## Task instructions
Scan the data below for the string "JSON". Copy every line where it appears.

Dataset records:

****

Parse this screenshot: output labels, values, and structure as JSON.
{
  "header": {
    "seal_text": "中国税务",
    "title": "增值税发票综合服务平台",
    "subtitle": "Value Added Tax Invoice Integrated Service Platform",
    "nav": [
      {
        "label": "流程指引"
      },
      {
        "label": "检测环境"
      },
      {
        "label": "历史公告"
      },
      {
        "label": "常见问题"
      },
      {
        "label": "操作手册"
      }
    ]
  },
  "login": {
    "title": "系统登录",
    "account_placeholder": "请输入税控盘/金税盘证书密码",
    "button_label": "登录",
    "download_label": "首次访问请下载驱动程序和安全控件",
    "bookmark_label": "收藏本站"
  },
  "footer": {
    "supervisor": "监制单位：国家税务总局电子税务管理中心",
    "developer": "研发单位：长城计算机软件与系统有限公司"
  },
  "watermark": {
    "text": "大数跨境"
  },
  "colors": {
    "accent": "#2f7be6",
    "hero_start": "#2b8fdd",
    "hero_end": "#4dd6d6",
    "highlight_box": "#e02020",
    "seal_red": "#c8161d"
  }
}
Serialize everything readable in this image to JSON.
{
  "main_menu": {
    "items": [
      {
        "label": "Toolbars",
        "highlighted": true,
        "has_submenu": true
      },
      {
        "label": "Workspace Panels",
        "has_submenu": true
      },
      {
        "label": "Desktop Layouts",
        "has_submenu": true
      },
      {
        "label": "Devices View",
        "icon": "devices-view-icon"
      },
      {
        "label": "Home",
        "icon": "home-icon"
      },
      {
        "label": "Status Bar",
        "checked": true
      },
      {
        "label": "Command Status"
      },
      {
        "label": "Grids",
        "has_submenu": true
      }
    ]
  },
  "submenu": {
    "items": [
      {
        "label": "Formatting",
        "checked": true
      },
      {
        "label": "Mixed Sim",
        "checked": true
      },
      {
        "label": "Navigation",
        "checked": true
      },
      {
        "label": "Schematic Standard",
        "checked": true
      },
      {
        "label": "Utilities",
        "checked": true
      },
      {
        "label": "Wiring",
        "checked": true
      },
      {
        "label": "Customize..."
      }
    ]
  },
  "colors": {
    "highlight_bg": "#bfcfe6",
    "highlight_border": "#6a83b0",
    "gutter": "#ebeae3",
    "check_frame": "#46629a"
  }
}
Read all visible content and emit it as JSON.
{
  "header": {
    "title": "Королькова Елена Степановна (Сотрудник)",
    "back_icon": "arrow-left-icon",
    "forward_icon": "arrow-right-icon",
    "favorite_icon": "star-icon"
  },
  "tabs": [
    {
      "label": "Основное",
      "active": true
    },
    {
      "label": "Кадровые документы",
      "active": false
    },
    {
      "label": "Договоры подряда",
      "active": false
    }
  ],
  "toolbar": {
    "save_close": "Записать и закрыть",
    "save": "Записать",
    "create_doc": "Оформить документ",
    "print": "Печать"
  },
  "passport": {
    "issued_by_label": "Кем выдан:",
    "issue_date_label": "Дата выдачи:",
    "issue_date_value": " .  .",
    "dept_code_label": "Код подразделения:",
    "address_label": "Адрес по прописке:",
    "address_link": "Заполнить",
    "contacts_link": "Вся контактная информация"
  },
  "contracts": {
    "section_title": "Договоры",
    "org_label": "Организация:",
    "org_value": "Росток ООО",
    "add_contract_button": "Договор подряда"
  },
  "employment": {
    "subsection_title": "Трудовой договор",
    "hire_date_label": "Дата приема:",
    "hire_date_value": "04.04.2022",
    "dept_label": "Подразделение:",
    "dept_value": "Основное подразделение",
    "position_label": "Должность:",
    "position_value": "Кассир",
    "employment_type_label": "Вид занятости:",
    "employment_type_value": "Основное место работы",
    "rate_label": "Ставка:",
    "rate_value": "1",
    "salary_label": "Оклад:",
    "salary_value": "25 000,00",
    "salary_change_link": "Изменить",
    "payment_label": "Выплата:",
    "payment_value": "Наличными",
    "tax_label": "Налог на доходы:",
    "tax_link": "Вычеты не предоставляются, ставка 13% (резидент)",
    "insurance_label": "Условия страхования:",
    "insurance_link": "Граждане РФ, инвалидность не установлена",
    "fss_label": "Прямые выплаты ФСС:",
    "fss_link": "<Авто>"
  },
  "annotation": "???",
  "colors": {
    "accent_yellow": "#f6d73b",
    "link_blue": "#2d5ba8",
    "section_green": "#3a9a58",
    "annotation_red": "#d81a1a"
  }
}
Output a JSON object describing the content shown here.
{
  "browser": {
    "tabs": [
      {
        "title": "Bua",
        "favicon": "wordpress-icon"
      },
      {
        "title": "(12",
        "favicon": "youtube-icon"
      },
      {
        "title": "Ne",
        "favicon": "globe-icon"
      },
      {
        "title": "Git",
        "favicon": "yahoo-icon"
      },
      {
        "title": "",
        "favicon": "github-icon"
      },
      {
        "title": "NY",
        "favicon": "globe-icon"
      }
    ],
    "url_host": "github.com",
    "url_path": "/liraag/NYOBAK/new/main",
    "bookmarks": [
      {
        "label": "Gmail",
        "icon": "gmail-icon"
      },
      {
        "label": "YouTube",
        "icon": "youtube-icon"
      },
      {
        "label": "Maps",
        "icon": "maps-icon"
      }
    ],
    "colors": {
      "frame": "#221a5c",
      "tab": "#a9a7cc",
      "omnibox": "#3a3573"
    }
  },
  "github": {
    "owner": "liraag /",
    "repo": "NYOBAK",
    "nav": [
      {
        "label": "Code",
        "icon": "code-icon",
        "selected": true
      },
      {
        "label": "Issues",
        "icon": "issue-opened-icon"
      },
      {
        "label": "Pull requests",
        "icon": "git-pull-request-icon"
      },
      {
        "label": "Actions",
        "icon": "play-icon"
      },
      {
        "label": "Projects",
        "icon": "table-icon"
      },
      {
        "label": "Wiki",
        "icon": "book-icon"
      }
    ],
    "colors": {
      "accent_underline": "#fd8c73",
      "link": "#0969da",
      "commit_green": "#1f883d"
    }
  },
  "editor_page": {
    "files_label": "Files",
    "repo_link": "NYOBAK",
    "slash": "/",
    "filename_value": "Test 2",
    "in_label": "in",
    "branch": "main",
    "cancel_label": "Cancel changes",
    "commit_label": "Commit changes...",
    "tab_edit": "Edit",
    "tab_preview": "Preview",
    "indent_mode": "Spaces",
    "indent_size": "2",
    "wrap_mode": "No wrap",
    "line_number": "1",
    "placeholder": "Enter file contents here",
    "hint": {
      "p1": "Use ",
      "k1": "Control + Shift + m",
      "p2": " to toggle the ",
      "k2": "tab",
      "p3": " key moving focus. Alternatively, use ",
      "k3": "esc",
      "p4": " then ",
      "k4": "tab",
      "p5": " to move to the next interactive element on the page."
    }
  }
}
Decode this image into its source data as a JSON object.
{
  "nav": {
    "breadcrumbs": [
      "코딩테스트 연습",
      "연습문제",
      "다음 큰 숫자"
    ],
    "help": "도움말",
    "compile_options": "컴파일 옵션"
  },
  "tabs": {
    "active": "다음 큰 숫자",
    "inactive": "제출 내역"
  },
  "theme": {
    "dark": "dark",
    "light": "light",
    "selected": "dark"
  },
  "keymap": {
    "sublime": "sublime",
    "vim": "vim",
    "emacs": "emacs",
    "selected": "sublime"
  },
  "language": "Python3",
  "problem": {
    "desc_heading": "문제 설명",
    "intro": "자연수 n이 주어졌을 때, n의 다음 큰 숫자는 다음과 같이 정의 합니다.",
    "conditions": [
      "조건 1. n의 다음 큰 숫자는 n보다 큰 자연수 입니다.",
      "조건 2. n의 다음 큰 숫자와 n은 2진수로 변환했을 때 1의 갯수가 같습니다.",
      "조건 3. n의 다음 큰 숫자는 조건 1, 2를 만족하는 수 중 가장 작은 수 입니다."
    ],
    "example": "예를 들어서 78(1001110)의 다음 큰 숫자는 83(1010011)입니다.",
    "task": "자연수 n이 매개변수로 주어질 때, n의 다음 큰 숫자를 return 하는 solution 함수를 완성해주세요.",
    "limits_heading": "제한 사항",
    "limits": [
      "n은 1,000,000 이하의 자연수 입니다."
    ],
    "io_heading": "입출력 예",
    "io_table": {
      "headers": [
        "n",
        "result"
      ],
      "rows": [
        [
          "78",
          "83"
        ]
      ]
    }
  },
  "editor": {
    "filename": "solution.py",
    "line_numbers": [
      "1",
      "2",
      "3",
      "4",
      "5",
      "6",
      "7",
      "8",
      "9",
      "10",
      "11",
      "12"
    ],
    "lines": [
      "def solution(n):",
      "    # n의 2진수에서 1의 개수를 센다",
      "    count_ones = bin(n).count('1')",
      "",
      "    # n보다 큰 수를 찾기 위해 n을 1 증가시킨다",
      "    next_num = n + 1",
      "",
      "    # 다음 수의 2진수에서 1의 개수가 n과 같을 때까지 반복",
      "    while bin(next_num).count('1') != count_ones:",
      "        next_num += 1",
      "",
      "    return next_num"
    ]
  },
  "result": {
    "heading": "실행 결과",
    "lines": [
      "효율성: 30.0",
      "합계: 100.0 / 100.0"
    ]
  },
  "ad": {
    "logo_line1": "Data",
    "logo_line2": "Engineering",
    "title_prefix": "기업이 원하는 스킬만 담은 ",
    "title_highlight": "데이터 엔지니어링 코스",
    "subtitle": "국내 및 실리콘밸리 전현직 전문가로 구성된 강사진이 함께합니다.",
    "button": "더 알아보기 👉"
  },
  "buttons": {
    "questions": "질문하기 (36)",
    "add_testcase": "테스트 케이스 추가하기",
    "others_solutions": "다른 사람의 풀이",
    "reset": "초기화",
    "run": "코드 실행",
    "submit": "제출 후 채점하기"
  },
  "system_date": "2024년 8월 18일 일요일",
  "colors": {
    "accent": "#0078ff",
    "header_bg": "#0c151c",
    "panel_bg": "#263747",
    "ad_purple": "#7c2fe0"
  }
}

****

## Task solution
Parse this screenshot: output labels, values, and structure as JSON.
Serialize everything readable in this image to JSON.
Read all visible content and emit it as JSON.
Output a JSON object describing the content shown here.
Decode this image into its source data as a JSON object.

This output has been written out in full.